_Your assignment_. From the data below, copy each line that includes the word "组织管理".

- - - - - - -

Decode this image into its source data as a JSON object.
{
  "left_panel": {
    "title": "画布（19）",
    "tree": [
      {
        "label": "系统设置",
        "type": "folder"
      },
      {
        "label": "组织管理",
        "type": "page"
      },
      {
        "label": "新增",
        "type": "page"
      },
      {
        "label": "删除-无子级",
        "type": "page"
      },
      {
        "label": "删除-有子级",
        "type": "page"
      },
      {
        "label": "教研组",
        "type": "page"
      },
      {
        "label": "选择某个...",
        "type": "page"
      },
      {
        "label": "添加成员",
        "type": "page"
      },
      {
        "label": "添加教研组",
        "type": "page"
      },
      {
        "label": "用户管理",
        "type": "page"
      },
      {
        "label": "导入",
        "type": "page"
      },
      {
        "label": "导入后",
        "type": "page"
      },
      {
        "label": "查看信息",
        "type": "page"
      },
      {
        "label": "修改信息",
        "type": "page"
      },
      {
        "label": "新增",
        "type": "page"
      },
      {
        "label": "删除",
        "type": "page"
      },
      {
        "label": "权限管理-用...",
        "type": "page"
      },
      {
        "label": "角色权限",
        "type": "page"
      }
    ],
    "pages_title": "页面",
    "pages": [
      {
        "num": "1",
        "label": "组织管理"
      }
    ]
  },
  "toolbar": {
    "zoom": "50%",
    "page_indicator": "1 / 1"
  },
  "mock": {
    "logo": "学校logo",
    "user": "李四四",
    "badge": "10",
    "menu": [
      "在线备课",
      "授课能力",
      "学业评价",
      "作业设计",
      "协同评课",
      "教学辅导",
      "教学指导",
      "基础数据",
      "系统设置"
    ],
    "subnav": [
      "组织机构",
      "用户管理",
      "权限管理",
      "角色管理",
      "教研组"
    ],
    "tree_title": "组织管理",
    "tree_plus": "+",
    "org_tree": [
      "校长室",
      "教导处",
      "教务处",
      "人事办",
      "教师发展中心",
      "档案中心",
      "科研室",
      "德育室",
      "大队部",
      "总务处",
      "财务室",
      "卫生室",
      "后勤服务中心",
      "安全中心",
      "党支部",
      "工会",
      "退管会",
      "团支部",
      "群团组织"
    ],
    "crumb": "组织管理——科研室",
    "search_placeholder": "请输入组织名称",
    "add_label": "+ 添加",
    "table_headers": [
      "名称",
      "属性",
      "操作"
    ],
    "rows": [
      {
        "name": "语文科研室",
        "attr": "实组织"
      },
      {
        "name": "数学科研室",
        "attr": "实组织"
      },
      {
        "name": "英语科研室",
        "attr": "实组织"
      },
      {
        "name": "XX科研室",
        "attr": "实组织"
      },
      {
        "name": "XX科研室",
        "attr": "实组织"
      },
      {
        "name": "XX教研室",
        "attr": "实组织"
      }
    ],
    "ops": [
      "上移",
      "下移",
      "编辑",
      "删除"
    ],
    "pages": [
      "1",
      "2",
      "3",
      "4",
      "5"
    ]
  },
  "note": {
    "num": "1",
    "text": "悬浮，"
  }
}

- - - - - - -

_Answer to this exercise_.
        "label": "组织管理",
        "label": "组织管理"
    "tree_title": "组织管理",
    "crumb": "组织管理——科研室",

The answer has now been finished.